[GIVEN RECORDS Boundary: Start]
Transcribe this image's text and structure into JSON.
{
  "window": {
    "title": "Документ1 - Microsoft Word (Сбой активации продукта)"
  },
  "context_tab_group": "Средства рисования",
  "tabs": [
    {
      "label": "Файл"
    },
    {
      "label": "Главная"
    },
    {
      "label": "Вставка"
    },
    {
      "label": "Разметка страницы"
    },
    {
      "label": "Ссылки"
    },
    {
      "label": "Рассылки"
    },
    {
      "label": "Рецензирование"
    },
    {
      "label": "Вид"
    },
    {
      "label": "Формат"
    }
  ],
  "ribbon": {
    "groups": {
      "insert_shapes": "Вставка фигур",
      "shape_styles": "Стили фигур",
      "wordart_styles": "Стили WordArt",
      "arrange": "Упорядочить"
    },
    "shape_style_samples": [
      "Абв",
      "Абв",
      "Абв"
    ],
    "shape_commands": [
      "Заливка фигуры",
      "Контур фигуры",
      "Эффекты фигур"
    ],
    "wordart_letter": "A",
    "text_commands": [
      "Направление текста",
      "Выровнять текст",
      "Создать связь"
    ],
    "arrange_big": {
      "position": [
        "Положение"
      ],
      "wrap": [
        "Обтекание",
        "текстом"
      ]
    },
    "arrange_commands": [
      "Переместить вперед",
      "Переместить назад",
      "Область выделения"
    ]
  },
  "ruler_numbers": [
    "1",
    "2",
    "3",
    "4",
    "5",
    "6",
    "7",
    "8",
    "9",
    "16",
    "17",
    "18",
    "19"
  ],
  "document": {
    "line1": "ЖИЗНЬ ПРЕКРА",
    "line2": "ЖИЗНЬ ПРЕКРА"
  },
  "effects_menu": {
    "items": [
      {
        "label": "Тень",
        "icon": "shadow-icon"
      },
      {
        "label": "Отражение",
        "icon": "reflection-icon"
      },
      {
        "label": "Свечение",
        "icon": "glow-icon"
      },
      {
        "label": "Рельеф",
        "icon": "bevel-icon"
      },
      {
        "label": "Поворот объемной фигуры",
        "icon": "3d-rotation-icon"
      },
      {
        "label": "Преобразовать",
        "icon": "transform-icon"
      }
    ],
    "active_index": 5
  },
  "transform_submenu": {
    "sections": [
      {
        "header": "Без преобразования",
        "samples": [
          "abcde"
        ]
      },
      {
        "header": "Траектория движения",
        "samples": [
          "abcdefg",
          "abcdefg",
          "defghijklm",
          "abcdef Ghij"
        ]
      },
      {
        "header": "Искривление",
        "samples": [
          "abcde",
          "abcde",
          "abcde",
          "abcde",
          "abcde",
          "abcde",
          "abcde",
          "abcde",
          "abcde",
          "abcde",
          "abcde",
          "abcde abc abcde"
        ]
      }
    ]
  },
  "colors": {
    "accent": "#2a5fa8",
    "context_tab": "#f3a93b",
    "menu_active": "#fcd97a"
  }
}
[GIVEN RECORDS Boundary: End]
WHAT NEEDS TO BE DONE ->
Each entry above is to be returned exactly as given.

TASK SOLUTION ->
Transcribe this image's text and structure into JSON.
{
  "window": {
    "title": "Документ1 - Microsoft Word (Сбой активации продукта)"
  },
  "context_tab_group": "Средства рисования",
  "tabs": [
    {
      "label": "Файл"
    },
    {
      "label": "Главная"
    },
    {
      "label": "Вставка"
    },
    {
      "label": "Разметка страницы"
    },
    {
      "label": "Ссылки"
    },
    {
      "label": "Рассылки"
    },
    {
      "label": "Рецензирование"
    },
    {
      "label": "Вид"
    },
    {
      "label": "Формат"
    }
  ],
  "ribbon": {
    "groups": {
      "insert_shapes": "Вставка фигур",
      "shape_styles": "Стили фигур",
      "wordart_styles": "Стили WordArt",
      "arrange": "Упорядочить"
    },
    "shape_style_samples": [
      "Абв",
      "Абв",
      "Абв"
    ],
    "shape_commands": [
      "Заливка фигуры",
      "Контур фигуры",
      "Эффекты фигур"
    ],
    "wordart_letter": "A",
    "text_commands": [
      "Направление текста",
      "Выровнять текст",
      "Создать связь"
    ],
    "arrange_big": {
      "position": [
        "Положение"
      ],
      "wrap": [
        "Обтекание",
        "текстом"
      ]
    },
    "arrange_commands": [
      "Переместить вперед",
      "Переместить назад",
      "Область выделения"
    ]
  },
  "ruler_numbers": [
    "1",
    "2",
    "3",
    "4",
    "5",
    "6",
    "7",
    "8",
    "9",
    "16",
    "17",
    "18",
    "19"
  ],
  "document": {
    "line1": "ЖИЗНЬ ПРЕКРА",
    "line2": "ЖИЗНЬ ПРЕКРА"
  },
  "effects_menu": {
    "items": [
      {
        "label": "Тень",
        "icon": "shadow-icon"
      },
      {
        "label": "Отражение",
        "icon": "reflection-icon"
      },
      {
        "label": "Свечение",
        "icon": "glow-icon"
      },
      {
        "label": "Рельеф",
        "icon": "bevel-icon"
      },
      {
        "label": "Поворот объемной фигуры",
        "icon": "3d-rotation-icon"
      },
      {
        "label": "Преобразовать",
        "icon": "transform-icon"
      }
    ],
    "active_index": 5
  },
  "transform_submenu": {
    "sections": [
      {
        "header": "Без преобразования",
        "samples": [
          "abcde"
        ]
      },
      {
        "header": "Траектория движения",
        "samples": [
          "abcdefg",
          "abcdefg",
          "defghijklm",
          "abcdef Ghij"
        ]
      },
      {
        "header": "Искривление",
        "samples": [
          "abcde",
          "abcde",
          "abcde",
          "abcde",
          "abcde",
          "abcde",
          "abcde",
          "abcde",
          "abcde",
          "abcde",
          "abcde",
          "abcde abc abcde"
        ]
      }
    ]
  },
  "colors": {
    "accent": "#2a5fa8",
    "context_tab": "#f3a93b",
    "menu_active": "#fcd97a"
  }
}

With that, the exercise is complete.